However, it would be foolish for us to think of ourselves as totally independent and self-sufficient. If a person thinks in this manner, we become proud and. We will be inclined to become ungrateful for the bounties that we enjoy – the air that we breathe and the food we eat to sustain us, the eyes and ears we use to perceive the world around us, the tongue and lips we use to express our needs, wants and our inner most feelings and emotions. And being ungrateful, we will be inclined to forget or to reject the truth of the existence of God Almighty.
Unfortunately, people have varying views with regards to what the most important characteristic of a person is: for some it is the colour of his skin; for others, it is his economic situation – whether he is wealthy or poor; others think it is his , social or political standing, whether he is ruler or ruled; for others it is his social standing as an aristocrat, middle or working class; yet for some is his birth place and the language he speaks or the tribe he belongs to, etc..
‘Do men think that they will be left alone on saying “We believe”, and they will not be tested? We tested those before them, and Allah will certainly those who are true and those who are false’. (Quran 29: 2-3)
In Islam, these have no significance rather they are merely taken as signs of the creative power of God to enable people to recognise one another. The Almighty declares “O Mankind! Indeed we have created you as male and female, and have placed you in nations and tribes that you may have mutual recognition. However, the most honourable of you, in the sight of Allah is the one who is most God-conscious” (Qur’an: 49: 13)
Hence, the most important characteristic of a person is whether he is conscious of his Creator, believes in Him and through that consciousness submits to Him at all times and in all circumstances.
According to the Islamic view man is created by Allah in a pure state, free from sin. He also created us with the capacity or power to do both good and evil. He gave us the freedom to choose between doing good or evil. The good and evil therefore is connected with mankind’s freedom of choice and responsibility for their actions. “Good” may be whatever is pleasing to Allah and therefore beneficial to us. Whereas “Bad/evil” may be whatever incurs the anger of God and is therefore harmful to man.
‘By the soul, and the proportion and order given to it; And its enlightenment as to its wrong and its right – truly he that succeeds that purifies it, and he fails that corrupts it….. (Quran 91: 7-10)
Therefore one of mankind’s main tasks is to keep away from and ward off evil. This is why Taqwa, piety and God consciousness is repeatedly mentioned in the Qur’an as the most important quality a person should develop in this regard.

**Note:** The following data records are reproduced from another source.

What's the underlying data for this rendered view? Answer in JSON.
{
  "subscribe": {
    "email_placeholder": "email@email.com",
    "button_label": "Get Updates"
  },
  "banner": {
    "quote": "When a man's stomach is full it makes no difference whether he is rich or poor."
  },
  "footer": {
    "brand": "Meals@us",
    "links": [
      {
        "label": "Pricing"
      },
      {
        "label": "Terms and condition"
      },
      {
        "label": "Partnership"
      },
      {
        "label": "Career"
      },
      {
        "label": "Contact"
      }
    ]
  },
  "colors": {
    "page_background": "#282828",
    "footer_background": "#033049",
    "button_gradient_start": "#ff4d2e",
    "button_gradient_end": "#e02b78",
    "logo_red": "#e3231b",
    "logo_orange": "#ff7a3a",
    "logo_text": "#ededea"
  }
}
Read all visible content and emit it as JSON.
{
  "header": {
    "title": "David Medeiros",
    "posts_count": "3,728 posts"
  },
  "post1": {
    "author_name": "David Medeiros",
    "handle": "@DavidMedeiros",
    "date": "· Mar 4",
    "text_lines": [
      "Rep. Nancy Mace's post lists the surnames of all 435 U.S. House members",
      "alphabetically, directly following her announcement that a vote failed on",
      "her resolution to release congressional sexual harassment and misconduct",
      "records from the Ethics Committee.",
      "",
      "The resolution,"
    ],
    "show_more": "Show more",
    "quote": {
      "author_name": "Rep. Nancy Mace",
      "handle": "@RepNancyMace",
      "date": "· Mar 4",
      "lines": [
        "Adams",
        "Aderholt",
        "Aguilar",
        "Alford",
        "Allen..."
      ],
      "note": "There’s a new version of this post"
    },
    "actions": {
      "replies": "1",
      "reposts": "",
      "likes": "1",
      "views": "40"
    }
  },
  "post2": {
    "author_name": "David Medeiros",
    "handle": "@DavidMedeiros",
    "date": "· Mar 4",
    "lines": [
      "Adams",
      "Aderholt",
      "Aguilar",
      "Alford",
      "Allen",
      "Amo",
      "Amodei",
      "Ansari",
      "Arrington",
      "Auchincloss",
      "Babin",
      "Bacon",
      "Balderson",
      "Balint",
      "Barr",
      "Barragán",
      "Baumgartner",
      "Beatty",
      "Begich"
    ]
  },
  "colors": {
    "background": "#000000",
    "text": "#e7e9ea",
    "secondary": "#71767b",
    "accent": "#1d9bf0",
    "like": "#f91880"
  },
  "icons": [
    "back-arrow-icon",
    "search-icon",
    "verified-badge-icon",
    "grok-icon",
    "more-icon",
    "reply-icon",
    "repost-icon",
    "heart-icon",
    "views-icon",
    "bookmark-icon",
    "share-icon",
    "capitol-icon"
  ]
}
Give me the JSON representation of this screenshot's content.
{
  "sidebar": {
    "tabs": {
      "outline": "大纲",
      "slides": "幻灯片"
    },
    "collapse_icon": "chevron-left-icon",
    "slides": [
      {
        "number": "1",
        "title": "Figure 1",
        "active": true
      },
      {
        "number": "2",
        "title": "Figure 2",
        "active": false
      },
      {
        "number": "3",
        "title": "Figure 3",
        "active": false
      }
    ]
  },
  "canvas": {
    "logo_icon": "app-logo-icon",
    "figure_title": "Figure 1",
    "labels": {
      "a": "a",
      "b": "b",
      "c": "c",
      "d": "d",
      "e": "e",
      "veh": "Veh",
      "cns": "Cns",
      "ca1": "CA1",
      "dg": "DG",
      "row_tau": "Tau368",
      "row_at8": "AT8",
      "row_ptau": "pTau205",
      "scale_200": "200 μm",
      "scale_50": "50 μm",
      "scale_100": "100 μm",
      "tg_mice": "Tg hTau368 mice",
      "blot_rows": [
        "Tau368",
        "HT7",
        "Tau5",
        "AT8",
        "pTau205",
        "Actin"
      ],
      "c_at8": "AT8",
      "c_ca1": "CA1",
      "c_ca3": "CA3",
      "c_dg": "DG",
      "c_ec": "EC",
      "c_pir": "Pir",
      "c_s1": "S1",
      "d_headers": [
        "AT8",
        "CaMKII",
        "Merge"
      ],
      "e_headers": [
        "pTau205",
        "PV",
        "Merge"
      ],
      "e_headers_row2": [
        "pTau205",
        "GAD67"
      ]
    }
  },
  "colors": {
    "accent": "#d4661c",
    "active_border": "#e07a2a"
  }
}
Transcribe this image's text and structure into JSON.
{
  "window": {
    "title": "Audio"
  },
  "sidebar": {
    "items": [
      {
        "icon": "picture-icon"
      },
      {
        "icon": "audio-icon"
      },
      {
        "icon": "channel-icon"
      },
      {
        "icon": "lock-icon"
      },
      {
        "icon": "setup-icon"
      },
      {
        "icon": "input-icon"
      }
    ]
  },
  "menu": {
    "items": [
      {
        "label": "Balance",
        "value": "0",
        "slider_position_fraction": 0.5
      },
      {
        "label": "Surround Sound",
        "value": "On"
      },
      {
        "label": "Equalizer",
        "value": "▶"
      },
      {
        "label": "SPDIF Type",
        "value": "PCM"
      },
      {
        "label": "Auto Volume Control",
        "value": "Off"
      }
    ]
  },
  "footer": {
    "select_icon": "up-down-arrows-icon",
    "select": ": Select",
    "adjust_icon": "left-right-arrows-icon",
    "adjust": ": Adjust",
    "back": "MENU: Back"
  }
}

This means one must be conscious at all times not to over step the limits set by God. It works as a defence against evil and temptation by keeping a person within the boundaries of piety.